→ **WHAT TO DO**
Which of the lines below include the word "kind"? Pull each one out.

---------- TASK DATA ----------

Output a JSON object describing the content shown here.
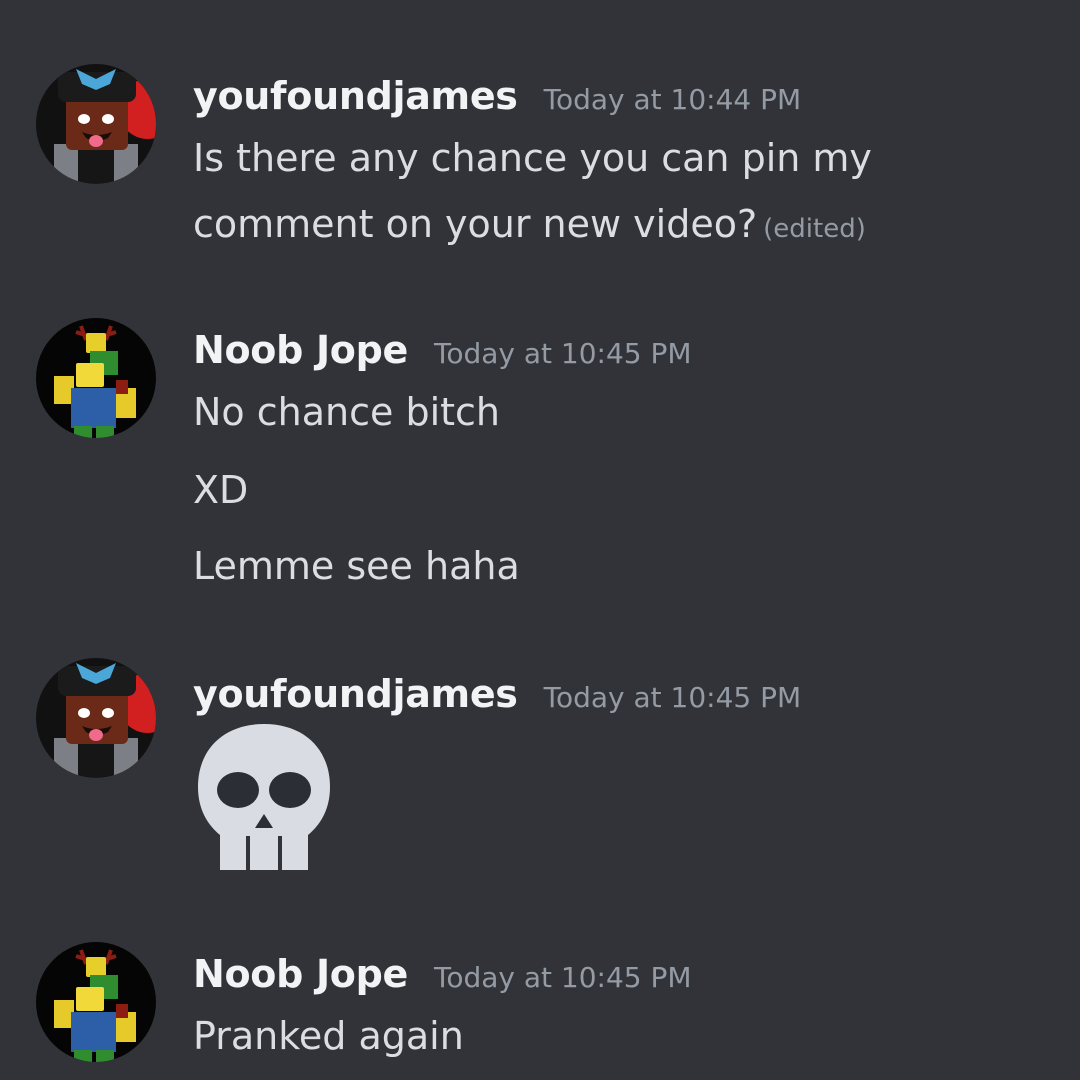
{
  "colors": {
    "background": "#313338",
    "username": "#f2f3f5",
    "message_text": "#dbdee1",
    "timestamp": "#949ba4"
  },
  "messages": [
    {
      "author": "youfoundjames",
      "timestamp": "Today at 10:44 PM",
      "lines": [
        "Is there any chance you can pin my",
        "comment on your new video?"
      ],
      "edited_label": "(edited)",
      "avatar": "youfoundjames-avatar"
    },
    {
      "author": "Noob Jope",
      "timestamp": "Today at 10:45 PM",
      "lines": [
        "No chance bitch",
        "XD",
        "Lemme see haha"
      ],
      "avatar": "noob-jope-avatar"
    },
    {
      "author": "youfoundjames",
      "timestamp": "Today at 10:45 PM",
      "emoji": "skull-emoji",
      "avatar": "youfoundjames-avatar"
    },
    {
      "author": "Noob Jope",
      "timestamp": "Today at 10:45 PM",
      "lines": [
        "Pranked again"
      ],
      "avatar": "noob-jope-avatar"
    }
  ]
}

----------
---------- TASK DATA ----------

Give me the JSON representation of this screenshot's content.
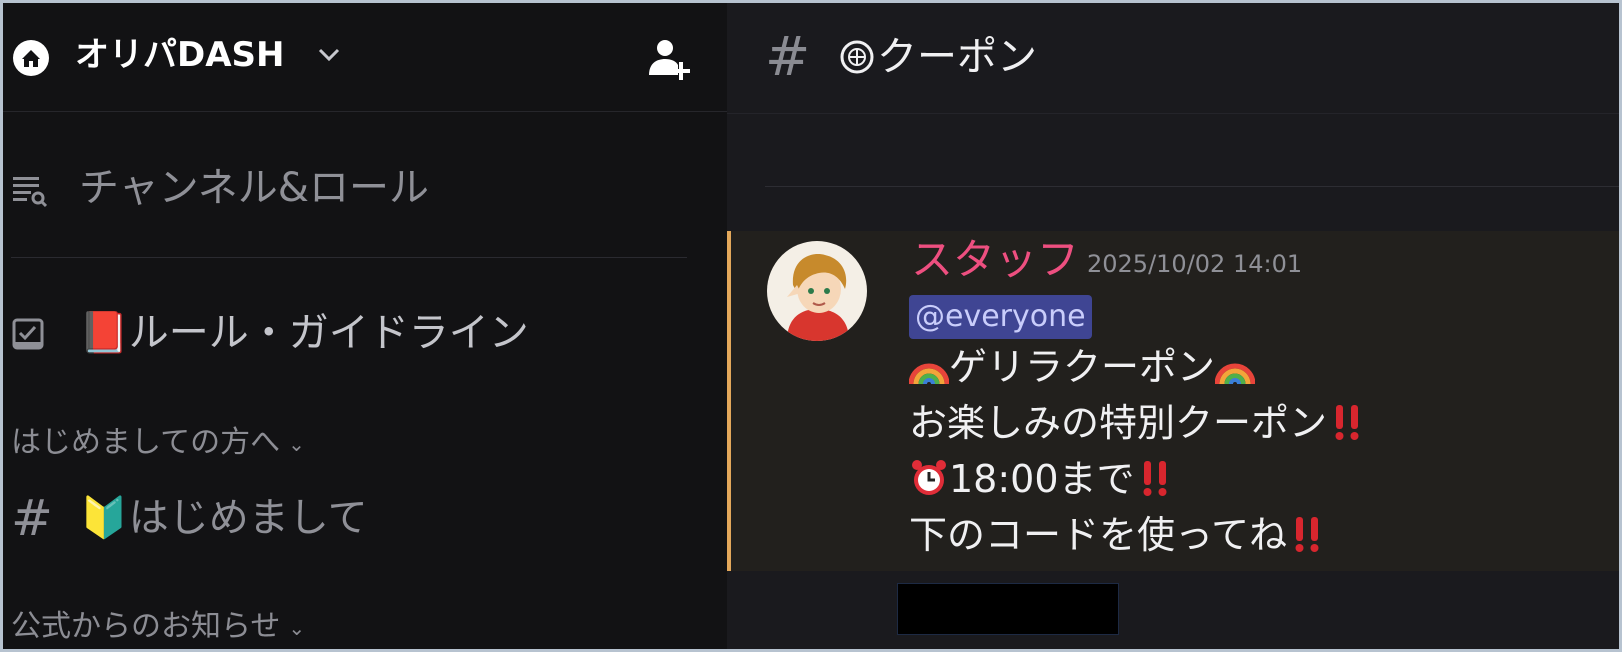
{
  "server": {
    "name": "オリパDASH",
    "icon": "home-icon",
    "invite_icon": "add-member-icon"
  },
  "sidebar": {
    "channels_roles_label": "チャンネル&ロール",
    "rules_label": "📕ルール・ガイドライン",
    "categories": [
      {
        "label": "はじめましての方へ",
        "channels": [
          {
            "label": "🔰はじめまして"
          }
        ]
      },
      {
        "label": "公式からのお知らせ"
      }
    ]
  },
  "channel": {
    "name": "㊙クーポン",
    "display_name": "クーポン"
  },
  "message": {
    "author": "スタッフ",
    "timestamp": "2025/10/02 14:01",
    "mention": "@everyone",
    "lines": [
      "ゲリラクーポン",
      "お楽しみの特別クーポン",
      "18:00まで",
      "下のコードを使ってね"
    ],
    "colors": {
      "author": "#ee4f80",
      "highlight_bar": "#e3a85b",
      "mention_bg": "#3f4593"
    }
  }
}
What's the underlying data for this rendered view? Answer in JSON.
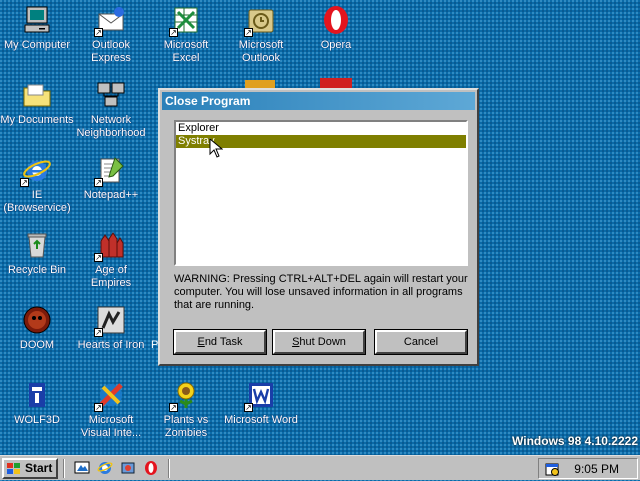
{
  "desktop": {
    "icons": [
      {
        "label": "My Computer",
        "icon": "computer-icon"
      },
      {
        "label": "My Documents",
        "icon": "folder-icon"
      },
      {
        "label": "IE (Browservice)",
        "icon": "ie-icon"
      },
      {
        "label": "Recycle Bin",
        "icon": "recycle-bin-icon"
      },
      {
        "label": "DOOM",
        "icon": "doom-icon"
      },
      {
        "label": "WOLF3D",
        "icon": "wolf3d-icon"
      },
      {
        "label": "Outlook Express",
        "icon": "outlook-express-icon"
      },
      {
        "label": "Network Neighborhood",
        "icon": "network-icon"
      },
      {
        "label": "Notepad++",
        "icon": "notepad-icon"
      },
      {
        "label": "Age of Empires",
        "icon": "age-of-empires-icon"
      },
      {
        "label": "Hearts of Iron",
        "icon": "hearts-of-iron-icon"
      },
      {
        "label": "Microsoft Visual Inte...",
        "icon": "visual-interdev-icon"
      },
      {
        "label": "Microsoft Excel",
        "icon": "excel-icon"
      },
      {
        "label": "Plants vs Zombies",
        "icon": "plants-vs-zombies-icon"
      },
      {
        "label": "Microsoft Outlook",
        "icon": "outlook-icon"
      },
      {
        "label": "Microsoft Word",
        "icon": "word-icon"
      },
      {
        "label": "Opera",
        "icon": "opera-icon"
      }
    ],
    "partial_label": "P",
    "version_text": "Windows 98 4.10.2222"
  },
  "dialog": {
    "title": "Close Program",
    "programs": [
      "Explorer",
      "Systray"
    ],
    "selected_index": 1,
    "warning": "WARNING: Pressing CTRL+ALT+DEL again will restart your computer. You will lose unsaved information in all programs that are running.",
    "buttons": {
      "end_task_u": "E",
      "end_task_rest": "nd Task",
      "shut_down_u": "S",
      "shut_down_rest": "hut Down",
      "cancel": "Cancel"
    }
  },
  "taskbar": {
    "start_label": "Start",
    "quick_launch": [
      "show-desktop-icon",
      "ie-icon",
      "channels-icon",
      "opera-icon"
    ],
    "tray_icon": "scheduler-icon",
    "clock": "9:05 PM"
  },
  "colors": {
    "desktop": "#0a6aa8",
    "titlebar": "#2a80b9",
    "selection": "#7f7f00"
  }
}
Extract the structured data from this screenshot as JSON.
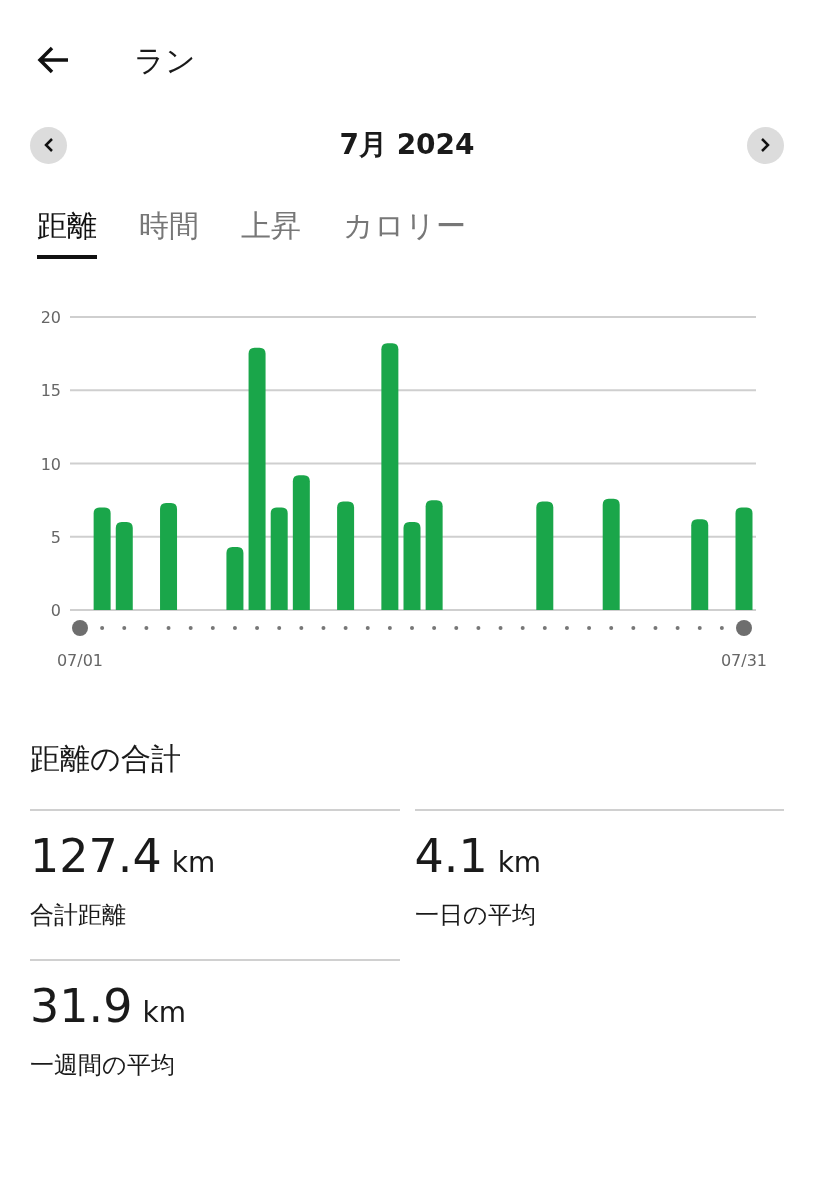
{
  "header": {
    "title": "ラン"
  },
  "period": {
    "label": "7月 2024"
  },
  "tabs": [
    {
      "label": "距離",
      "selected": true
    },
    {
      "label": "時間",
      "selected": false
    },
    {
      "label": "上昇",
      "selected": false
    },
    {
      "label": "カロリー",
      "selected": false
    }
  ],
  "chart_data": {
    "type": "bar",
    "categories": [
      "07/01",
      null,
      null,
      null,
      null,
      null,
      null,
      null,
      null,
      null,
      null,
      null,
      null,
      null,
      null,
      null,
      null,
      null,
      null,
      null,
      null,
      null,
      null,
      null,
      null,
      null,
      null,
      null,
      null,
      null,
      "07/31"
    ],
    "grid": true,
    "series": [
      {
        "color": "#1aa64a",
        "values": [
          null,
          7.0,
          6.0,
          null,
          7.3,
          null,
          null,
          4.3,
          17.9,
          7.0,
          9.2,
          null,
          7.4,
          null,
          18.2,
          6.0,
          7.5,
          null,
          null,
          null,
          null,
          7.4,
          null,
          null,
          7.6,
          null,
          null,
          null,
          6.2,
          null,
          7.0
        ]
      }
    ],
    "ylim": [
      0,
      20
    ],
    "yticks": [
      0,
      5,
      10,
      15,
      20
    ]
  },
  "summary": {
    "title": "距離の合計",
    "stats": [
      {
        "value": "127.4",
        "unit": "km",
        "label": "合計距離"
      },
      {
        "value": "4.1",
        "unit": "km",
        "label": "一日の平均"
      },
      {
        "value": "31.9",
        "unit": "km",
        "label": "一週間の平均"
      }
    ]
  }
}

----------
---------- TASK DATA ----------

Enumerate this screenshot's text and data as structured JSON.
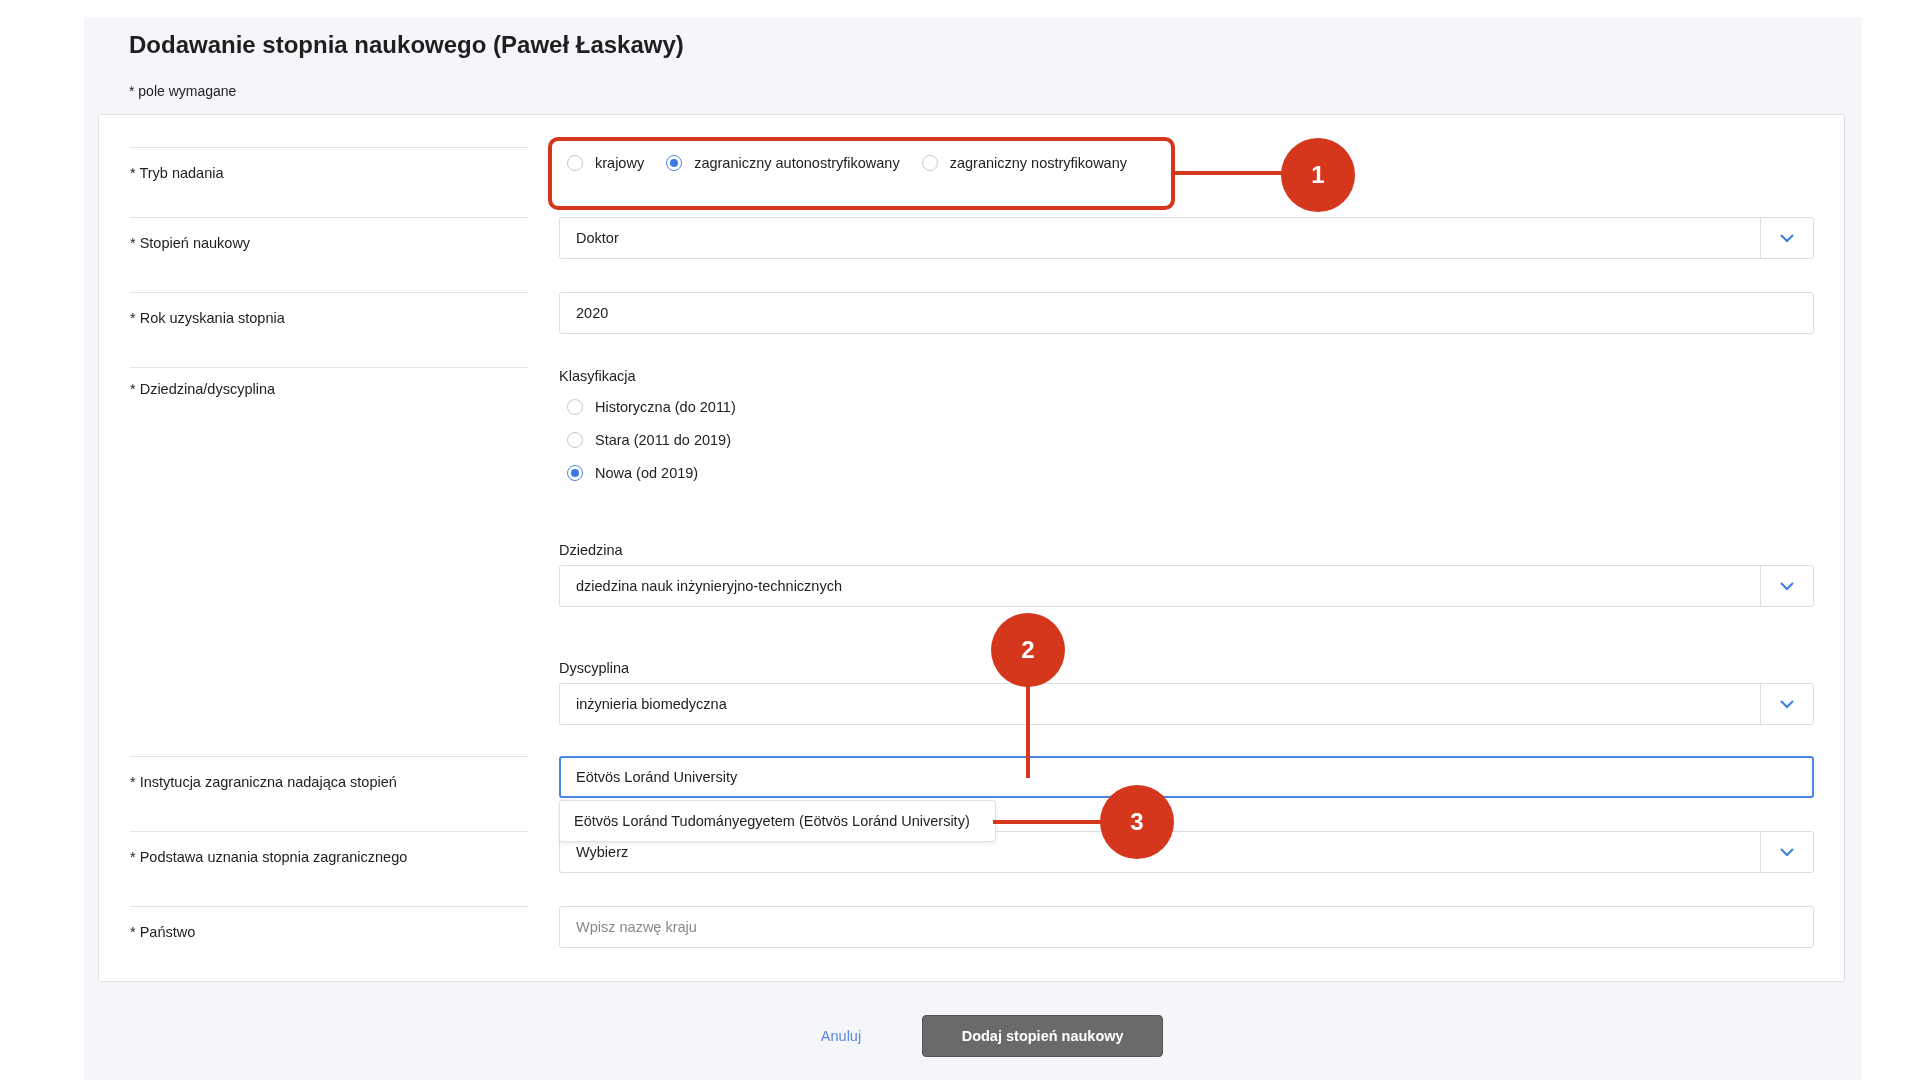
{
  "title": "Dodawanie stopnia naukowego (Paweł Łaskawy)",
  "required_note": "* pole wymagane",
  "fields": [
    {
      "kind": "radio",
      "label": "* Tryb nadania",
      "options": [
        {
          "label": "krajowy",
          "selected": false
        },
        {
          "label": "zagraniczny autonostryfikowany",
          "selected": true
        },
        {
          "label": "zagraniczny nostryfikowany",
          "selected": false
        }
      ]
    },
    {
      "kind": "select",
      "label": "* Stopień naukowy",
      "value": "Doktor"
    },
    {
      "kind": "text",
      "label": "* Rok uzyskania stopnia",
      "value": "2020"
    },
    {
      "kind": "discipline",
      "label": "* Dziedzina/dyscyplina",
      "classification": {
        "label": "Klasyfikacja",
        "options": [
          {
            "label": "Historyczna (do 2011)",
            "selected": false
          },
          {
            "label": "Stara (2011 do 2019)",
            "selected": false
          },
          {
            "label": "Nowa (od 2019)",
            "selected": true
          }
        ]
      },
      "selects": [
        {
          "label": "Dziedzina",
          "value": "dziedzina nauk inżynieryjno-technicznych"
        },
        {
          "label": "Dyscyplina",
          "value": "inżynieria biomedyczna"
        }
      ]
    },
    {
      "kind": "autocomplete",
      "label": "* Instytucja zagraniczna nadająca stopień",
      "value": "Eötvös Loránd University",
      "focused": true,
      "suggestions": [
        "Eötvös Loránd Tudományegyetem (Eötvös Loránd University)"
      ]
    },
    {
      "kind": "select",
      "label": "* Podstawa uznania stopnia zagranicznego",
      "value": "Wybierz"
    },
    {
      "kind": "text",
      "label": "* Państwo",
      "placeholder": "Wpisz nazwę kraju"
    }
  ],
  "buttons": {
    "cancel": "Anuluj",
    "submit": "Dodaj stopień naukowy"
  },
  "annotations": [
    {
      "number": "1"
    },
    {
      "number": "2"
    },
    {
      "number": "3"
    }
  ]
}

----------

→ **EXERCISE SOLUTION**
      "kind": "radio",
      "kind": "select",
      "kind": "text",
      "kind": "discipline",
      "kind": "autocomplete",
      "kind": "select",
      "kind": "text",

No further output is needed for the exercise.